Findings of a study of aging Dutch men have shown that cocoa consumers were half as likely to die from disease as those who did not eat it.
The lead researcher is Brian Bujisse of the National Institute for Public Health and the Environment in Bilthoven, who along with his colleagues measured the cocoa intake of 470 men between 1985 and 2000 in the Zutphen Elderly Study, a longitudinal look at nearly 1,000 Dutch men between 65 and 84 years of age.
24 cocoa-containing foods that the elderly men ate were identified, ranging from dark chocolate bars to chocolate spreads. Total amount of cocoa each consumed was calculated and a grams-per-day measurement was reached.
This was used to separate the men into three groups: those who ate little chocolate, a modest amount, and the most.
An average of more than four grams a day chocolate eaters had the average systolic and diastolic blood pressure as 3.7 and 2.1 mm of mercury lower than their chocolate-spurning peers.
This result did not hold true for other sweet foods nor did it vary among men who also smoked, were inactive or consumed a lot of alcohol.
Although the chocolate definitely decreased blood pressure and prolonged life, the two were not statistically related, according to the researchers.

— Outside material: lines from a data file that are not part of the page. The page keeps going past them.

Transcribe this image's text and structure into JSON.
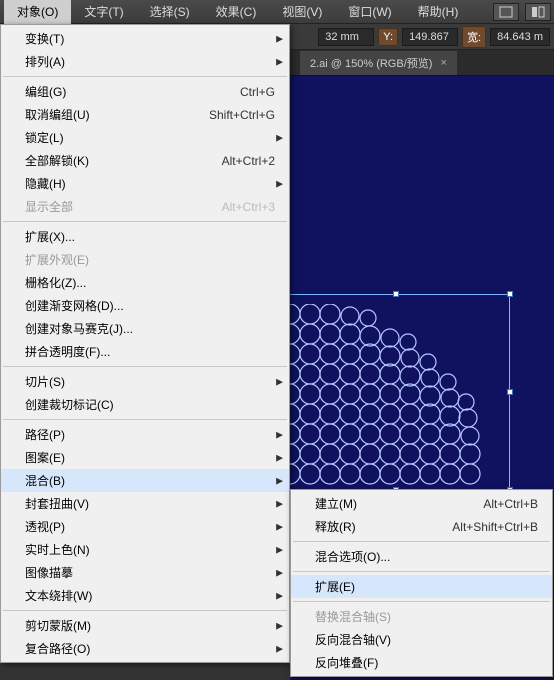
{
  "menubar": {
    "items": [
      "对象(O)",
      "文字(T)",
      "选择(S)",
      "效果(C)",
      "视图(V)",
      "窗口(W)",
      "帮助(H)"
    ]
  },
  "propbar": {
    "val1": "32 mm",
    "label_y": "Y:",
    "val_y": "149.867 ",
    "label_w": "宽:",
    "val_w": "84.643 m"
  },
  "doctab": {
    "title": "2.ai @ 150% (RGB/预览)",
    "close": "×"
  },
  "menu1": [
    {
      "label": "变换(T)",
      "sub": true
    },
    {
      "label": "排列(A)",
      "sub": true
    },
    {
      "sep": true
    },
    {
      "label": "编组(G)",
      "short": "Ctrl+G"
    },
    {
      "label": "取消编组(U)",
      "short": "Shift+Ctrl+G"
    },
    {
      "label": "锁定(L)",
      "sub": true
    },
    {
      "label": "全部解锁(K)",
      "short": "Alt+Ctrl+2"
    },
    {
      "label": "隐藏(H)",
      "sub": true
    },
    {
      "label": "显示全部",
      "short": "Alt+Ctrl+3",
      "disabled": true
    },
    {
      "sep": true
    },
    {
      "label": "扩展(X)..."
    },
    {
      "label": "扩展外观(E)",
      "disabled": true
    },
    {
      "label": "栅格化(Z)..."
    },
    {
      "label": "创建渐变网格(D)..."
    },
    {
      "label": "创建对象马赛克(J)..."
    },
    {
      "label": "拼合透明度(F)..."
    },
    {
      "sep": true
    },
    {
      "label": "切片(S)",
      "sub": true
    },
    {
      "label": "创建裁切标记(C)"
    },
    {
      "sep": true
    },
    {
      "label": "路径(P)",
      "sub": true
    },
    {
      "label": "图案(E)",
      "sub": true
    },
    {
      "label": "混合(B)",
      "sub": true,
      "highlight": true
    },
    {
      "label": "封套扭曲(V)",
      "sub": true
    },
    {
      "label": "透视(P)",
      "sub": true
    },
    {
      "label": "实时上色(N)",
      "sub": true
    },
    {
      "label": "图像描摹",
      "sub": true
    },
    {
      "label": "文本绕排(W)",
      "sub": true
    },
    {
      "sep": true
    },
    {
      "label": "剪切蒙版(M)",
      "sub": true
    },
    {
      "label": "复合路径(O)",
      "sub": true
    }
  ],
  "menu2": [
    {
      "label": "建立(M)",
      "short": "Alt+Ctrl+B"
    },
    {
      "label": "释放(R)",
      "short": "Alt+Shift+Ctrl+B"
    },
    {
      "sep": true
    },
    {
      "label": "混合选项(O)..."
    },
    {
      "sep": true
    },
    {
      "label": "扩展(E)",
      "highlight": true
    },
    {
      "sep": true
    },
    {
      "label": "替换混合轴(S)",
      "disabled": true
    },
    {
      "label": "反向混合轴(V)"
    },
    {
      "label": "反向堆叠(F)"
    }
  ]
}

As stated by the authors, "Our findings, therefore, suggest that the lower cardiovascular mortality risk related with cocoa intake is mediated by mechanisms other than lowering blood pressure. Because cocoa is a rich source of antioxidants, it may also be related to other diseases that are linked to oxidative stress (e.g. pulmonary diseases, including chronic obstructive pulmonary disease and certain types of cancer)."